# [Task brief]
Reproduce the entries exactly. Omit none of them.

****

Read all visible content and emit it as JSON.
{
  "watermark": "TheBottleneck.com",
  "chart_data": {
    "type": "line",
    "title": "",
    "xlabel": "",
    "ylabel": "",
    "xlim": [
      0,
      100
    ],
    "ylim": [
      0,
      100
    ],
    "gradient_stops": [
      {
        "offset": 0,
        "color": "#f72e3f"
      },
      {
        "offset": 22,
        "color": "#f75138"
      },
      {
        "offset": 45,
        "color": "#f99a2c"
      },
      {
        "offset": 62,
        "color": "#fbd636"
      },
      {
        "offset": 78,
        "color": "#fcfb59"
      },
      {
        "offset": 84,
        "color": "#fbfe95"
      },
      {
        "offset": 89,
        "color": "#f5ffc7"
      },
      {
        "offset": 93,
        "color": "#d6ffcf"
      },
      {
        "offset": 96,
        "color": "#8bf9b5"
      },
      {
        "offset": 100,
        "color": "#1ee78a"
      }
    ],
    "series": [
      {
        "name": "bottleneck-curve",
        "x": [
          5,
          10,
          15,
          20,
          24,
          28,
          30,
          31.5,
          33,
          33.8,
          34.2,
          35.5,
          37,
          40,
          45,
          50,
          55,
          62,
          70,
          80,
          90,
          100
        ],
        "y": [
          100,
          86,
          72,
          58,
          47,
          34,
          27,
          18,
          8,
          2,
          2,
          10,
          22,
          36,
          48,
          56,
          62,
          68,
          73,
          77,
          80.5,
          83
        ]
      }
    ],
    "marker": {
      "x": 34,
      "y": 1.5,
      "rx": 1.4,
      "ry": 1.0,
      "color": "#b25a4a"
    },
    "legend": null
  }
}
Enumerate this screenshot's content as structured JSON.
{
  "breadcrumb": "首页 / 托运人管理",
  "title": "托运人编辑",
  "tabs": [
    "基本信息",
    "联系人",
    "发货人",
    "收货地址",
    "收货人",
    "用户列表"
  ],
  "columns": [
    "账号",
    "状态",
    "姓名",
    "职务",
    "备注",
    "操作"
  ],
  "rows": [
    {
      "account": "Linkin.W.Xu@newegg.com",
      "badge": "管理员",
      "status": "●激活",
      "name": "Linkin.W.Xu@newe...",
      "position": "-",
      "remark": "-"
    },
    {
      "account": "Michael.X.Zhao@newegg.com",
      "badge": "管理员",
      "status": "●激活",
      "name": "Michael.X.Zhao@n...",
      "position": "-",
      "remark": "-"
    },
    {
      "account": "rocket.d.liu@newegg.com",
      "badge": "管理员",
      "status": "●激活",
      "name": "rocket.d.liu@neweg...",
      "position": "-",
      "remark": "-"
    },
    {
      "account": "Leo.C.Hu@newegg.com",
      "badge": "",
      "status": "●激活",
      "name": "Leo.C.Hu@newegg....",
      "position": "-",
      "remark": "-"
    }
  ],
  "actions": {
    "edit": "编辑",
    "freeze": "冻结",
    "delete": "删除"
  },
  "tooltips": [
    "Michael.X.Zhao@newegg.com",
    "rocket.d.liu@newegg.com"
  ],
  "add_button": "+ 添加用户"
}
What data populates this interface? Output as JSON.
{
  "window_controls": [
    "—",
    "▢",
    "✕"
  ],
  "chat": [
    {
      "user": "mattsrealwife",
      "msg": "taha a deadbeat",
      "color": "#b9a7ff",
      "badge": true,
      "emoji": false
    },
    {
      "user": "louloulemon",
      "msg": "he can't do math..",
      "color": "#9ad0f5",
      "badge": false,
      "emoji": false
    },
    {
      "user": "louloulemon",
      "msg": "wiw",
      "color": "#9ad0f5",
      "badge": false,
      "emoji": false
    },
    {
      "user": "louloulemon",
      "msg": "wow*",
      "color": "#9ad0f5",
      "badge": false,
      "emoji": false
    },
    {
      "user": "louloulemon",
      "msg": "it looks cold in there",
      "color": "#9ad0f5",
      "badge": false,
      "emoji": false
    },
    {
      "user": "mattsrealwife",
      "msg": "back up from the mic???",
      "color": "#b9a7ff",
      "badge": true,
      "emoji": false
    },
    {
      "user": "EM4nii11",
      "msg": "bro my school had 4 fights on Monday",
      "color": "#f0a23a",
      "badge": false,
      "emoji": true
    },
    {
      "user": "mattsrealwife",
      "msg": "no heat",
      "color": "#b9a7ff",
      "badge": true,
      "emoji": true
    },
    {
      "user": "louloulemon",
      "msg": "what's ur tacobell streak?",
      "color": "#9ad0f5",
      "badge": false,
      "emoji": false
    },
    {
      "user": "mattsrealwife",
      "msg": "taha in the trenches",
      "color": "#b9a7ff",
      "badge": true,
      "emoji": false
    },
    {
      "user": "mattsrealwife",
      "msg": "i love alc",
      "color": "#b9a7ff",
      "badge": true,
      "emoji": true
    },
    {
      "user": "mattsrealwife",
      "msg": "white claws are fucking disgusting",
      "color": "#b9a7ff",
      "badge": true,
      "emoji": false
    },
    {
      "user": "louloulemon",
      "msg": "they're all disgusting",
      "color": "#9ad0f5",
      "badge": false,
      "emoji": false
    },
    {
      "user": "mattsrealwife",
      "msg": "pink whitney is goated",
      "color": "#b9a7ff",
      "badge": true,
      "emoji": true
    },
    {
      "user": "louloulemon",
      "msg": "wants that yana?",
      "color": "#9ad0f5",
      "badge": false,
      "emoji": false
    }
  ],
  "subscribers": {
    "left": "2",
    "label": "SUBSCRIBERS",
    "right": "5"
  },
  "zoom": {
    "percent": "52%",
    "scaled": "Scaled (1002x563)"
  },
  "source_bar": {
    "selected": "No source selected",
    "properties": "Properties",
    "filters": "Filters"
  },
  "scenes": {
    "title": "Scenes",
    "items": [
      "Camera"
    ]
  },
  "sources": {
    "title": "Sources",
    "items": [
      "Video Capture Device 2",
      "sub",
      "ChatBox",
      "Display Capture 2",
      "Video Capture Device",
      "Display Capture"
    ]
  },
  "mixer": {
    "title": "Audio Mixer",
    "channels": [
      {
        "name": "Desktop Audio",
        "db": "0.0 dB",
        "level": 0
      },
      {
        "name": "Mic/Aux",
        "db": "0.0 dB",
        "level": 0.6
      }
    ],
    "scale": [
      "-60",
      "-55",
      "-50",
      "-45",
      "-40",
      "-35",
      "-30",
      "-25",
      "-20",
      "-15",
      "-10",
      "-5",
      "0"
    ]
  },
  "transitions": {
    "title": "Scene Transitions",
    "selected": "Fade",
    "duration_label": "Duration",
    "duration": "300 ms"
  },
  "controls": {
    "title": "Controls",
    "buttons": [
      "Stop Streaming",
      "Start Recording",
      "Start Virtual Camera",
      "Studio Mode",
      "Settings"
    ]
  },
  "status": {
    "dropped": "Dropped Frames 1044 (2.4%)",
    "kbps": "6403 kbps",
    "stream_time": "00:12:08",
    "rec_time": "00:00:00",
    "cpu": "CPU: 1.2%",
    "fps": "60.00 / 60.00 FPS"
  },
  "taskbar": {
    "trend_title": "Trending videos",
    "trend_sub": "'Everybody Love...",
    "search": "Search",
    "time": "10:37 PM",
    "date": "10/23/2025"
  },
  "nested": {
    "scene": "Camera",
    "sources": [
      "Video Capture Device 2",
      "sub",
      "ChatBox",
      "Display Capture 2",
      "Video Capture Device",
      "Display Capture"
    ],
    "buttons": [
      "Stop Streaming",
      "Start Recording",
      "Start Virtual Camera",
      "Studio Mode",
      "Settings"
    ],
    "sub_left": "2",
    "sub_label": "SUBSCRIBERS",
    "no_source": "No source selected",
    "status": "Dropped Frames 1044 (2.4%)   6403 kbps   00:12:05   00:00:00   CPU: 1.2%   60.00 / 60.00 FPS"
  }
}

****

# [Response below]
Read all visible content and emit it as JSON.
{
  "watermark": "TheBottleneck.com",
  "chart_data": {
    "type": "line",
    "title": "",
    "xlabel": "",
    "ylabel": "",
    "xlim": [
      0,
      100
    ],
    "ylim": [
      0,
      100
    ],
    "gradient_stops": [
      {
        "offset": 0,
        "color": "#f72e3f"
      },
      {
        "offset": 22,
        "color": "#f75138"
      },
      {
        "offset": 45,
        "color": "#f99a2c"
      },
      {
        "offset": 62,
        "color": "#fbd636"
      },
      {
        "offset": 78,
        "color": "#fcfb59"
      },
      {
        "offset": 84,
        "color": "#fbfe95"
      },
      {
        "offset": 89,
        "color": "#f5ffc7"
      },
      {
        "offset": 93,
        "color": "#d6ffcf"
      },
      {
        "offset": 96,
        "color": "#8bf9b5"
      },
      {
        "offset": 100,
        "color": "#1ee78a"
      }
    ],
    "series": [
      {
        "name": "bottleneck-curve",
        "x": [
          5,
          10,
          15,
          20,
          24,
          28,
          30,
          31.5,
          33,
          33.8,
          34.2,
          35.5,
          37,
          40,
          45,
          50,
          55,
          62,
          70,
          80,
          90,
          100
        ],
        "y": [
          100,
          86,
          72,
          58,
          47,
          34,
          27,
          18,
          8,
          2,
          2,
          10,
          22,
          36,
          48,
          56,
          62,
          68,
          73,
          77,
          80.5,
          83
        ]
      }
    ],
    "marker": {
      "x": 34,
      "y": 1.5,
      "rx": 1.4,
      "ry": 1.0,
      "color": "#b25a4a"
    },
    "legend": null
  }
}
Enumerate this screenshot's content as structured JSON.
{
  "breadcrumb": "首页 / 托运人管理",
  "title": "托运人编辑",
  "tabs": [
    "基本信息",
    "联系人",
    "发货人",
    "收货地址",
    "收货人",
    "用户列表"
  ],
  "columns": [
    "账号",
    "状态",
    "姓名",
    "职务",
    "备注",
    "操作"
  ],
  "rows": [
    {
      "account": "Linkin.W.Xu@newegg.com",
      "badge": "管理员",
      "status": "●激活",
      "name": "Linkin.W.Xu@newe...",
      "position": "-",
      "remark": "-"
    },
    {
      "account": "Michael.X.Zhao@newegg.com",
      "badge": "管理员",
      "status": "●激活",
      "name": "Michael.X.Zhao@n...",
      "position": "-",
      "remark": "-"
    },
    {
      "account": "rocket.d.liu@newegg.com",
      "badge": "管理员",
      "status": "●激活",
      "name": "rocket.d.liu@neweg...",
      "position": "-",
      "remark": "-"
    },
    {
      "account": "Leo.C.Hu@newegg.com",
      "badge": "",
      "status": "●激活",
      "name": "Leo.C.Hu@newegg....",
      "position": "-",
      "remark": "-"
    }
  ],
  "actions": {
    "edit": "编辑",
    "freeze": "冻结",
    "delete": "删除"
  },
  "tooltips": [
    "Michael.X.Zhao@newegg.com",
    "rocket.d.liu@newegg.com"
  ],
  "add_button": "+ 添加用户"
}
What data populates this interface? Output as JSON.
{
  "window_controls": [
    "—",
    "▢",
    "✕"
  ],
  "chat": [
    {
      "user": "mattsrealwife",
      "msg": "taha a deadbeat",
      "color": "#b9a7ff",
      "badge": true,
      "emoji": false
    },
    {
      "user": "louloulemon",
      "msg": "he can't do math..",
      "color": "#9ad0f5",
      "badge": false,
      "emoji": false
    },
    {
      "user": "louloulemon",
      "msg": "wiw",
      "color": "#9ad0f5",
      "badge": false,
      "emoji": false
    },
    {
      "user": "louloulemon",
      "msg": "wow*",
      "color": "#9ad0f5",
      "badge": false,
      "emoji": false
    },
    {
      "user": "louloulemon",
      "msg": "it looks cold in there",
      "color": "#9ad0f5",
      "badge": false,
      "emoji": false
    },
    {
      "user": "mattsrealwife",
      "msg": "back up from the mic???",
      "color": "#b9a7ff",
      "badge": true,
      "emoji": false
    },
    {
      "user": "EM4nii11",
      "msg": "bro my school had 4 fights on Monday",
      "color": "#f0a23a",
      "badge": false,
      "emoji": true
    },
    {
      "user": "mattsrealwife",
      "msg": "no heat",
      "color": "#b9a7ff",
      "badge": true,
      "emoji": true
    },
    {
      "user": "louloulemon",
      "msg": "what's ur tacobell streak?",
      "color": "#9ad0f5",
      "badge": false,
      "emoji": false
    },
    {
      "user": "mattsrealwife",
      "msg": "taha in the trenches",
      "color": "#b9a7ff",
      "badge": true,
      "emoji": false
    },
    {
      "user": "mattsrealwife",
      "msg": "i love alc",
      "color": "#b9a7ff",
      "badge": true,
      "emoji": true
    },
    {
      "user": "mattsrealwife",
      "msg": "white claws are fucking disgusting",
      "color": "#b9a7ff",
      "badge": true,
      "emoji": false
    },
    {
      "user": "louloulemon",
      "msg": "they're all disgusting",
      "color": "#9ad0f5",
      "badge": false,
      "emoji": false
    },
    {
      "user": "mattsrealwife",
      "msg": "pink whitney is goated",
      "color": "#b9a7ff",
      "badge": true,
      "emoji": true
    },
    {
      "user": "louloulemon",
      "msg": "wants that yana?",
      "color": "#9ad0f5",
      "badge": false,
      "emoji": false
    }
  ],
  "subscribers": {
    "left": "2",
    "label": "SUBSCRIBERS",
    "right": "5"
  },
  "zoom": {
    "percent": "52%",
    "scaled": "Scaled (1002x563)"
  },
  "source_bar": {
    "selected": "No source selected",
    "properties": "Properties",
    "filters": "Filters"
  },
  "scenes": {
    "title": "Scenes",
    "items": [
      "Camera"
    ]
  },
  "sources": {
    "title": "Sources",
    "items": [
      "Video Capture Device 2",
      "sub",
      "ChatBox",
      "Display Capture 2",
      "Video Capture Device",
      "Display Capture"
    ]
  },
  "mixer": {
    "title": "Audio Mixer",
    "channels": [
      {
        "name": "Desktop Audio",
        "db": "0.0 dB",
        "level": 0
      },
      {
        "name": "Mic/Aux",
        "db": "0.0 dB",
        "level": 0.6
      }
    ],
    "scale": [
      "-60",
      "-55",
      "-50",
      "-45",
      "-40",
      "-35",
      "-30",
      "-25",
      "-20",
      "-15",
      "-10",
      "-5",
      "0"
    ]
  },
  "transitions": {
    "title": "Scene Transitions",
    "selected": "Fade",
    "duration_label": "Duration",
    "duration": "300 ms"
  },
  "controls": {
    "title": "Controls",
    "buttons": [
      "Stop Streaming",
      "Start Recording",
      "Start Virtual Camera",
      "Studio Mode",
      "Settings"
    ]
  },
  "status": {
    "dropped": "Dropped Frames 1044 (2.4%)",
    "kbps": "6403 kbps",
    "stream_time": "00:12:08",
    "rec_time": "00:00:00",
    "cpu": "CPU: 1.2%",
    "fps": "60.00 / 60.00 FPS"
  },
  "taskbar": {
    "trend_title": "Trending videos",
    "trend_sub": "'Everybody Love...",
    "search": "Search",
    "time": "10:37 PM",
    "date": "10/23/2025"
  },
  "nested": {
    "scene": "Camera",
    "sources": [
      "Video Capture Device 2",
      "sub",
      "ChatBox",
      "Display Capture 2",
      "Video Capture Device",
      "Display Capture"
    ],
    "buttons": [
      "Stop Streaming",
      "Start Recording",
      "Start Virtual Camera",
      "Studio Mode",
      "Settings"
    ],
    "sub_left": "2",
    "sub_label": "SUBSCRIBERS",
    "no_source": "No source selected",
    "status": "Dropped Frames 1044 (2.4%)   6403 kbps   00:12:05   00:00:00   CPU: 1.2%   60.00 / 60.00 FPS"
  }
}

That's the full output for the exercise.